[What you need to do] Copy out each line of the data holding "backupdata".

[Given records]
══════════════════════════════
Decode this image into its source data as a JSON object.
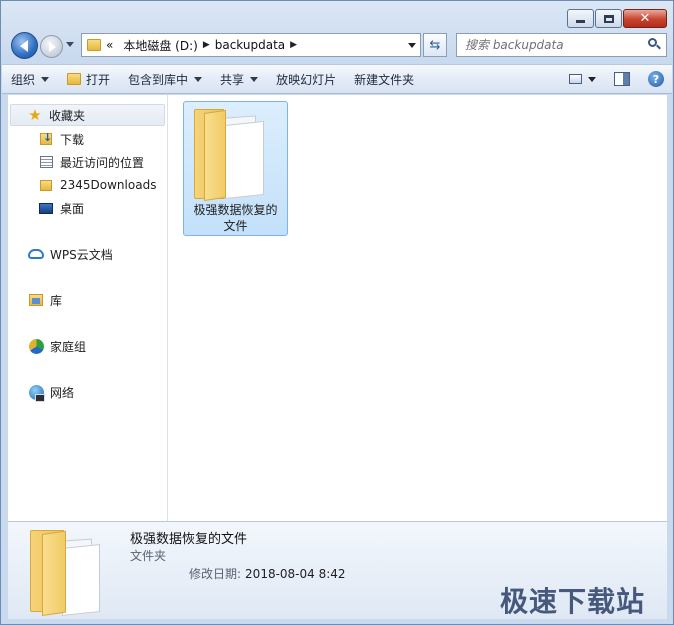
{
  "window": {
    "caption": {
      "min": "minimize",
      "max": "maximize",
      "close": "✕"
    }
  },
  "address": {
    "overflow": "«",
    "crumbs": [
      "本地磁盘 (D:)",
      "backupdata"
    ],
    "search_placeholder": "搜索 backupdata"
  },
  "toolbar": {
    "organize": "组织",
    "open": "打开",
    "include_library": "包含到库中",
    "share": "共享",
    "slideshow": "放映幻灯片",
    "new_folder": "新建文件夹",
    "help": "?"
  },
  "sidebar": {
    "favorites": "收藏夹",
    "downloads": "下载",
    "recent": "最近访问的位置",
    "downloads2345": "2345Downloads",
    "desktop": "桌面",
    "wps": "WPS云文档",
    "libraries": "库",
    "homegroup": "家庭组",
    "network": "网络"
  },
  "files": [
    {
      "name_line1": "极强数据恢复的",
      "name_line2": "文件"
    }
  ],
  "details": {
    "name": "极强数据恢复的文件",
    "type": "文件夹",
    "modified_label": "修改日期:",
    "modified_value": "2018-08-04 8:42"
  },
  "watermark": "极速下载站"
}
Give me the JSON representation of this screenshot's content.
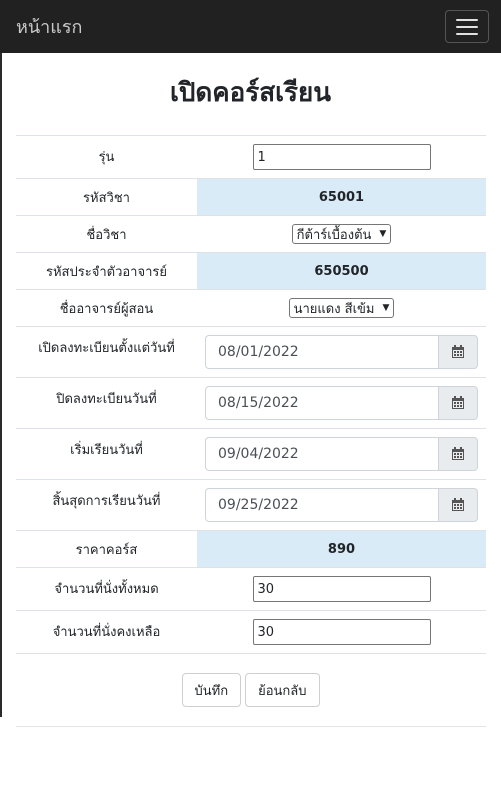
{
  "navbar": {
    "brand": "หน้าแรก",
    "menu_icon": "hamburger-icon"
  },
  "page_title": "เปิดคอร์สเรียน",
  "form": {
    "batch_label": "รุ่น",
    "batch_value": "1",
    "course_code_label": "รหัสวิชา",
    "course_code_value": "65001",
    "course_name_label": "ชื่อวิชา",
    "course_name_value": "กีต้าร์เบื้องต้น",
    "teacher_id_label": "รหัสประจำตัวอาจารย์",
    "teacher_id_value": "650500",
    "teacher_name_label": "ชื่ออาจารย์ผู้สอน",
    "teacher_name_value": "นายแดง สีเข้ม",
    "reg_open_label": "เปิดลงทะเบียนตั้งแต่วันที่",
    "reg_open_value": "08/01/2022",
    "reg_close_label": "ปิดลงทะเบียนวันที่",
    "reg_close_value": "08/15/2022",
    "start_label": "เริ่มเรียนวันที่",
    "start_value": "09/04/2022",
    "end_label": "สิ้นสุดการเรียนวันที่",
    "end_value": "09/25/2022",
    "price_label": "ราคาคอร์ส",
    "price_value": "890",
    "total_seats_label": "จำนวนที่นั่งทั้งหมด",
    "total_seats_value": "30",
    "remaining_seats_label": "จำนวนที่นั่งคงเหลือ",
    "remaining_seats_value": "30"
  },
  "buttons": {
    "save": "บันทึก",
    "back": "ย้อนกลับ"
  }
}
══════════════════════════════
[Response to the exercise]
      "backupdata"
    "search_placeholder": "搜索 backupdata"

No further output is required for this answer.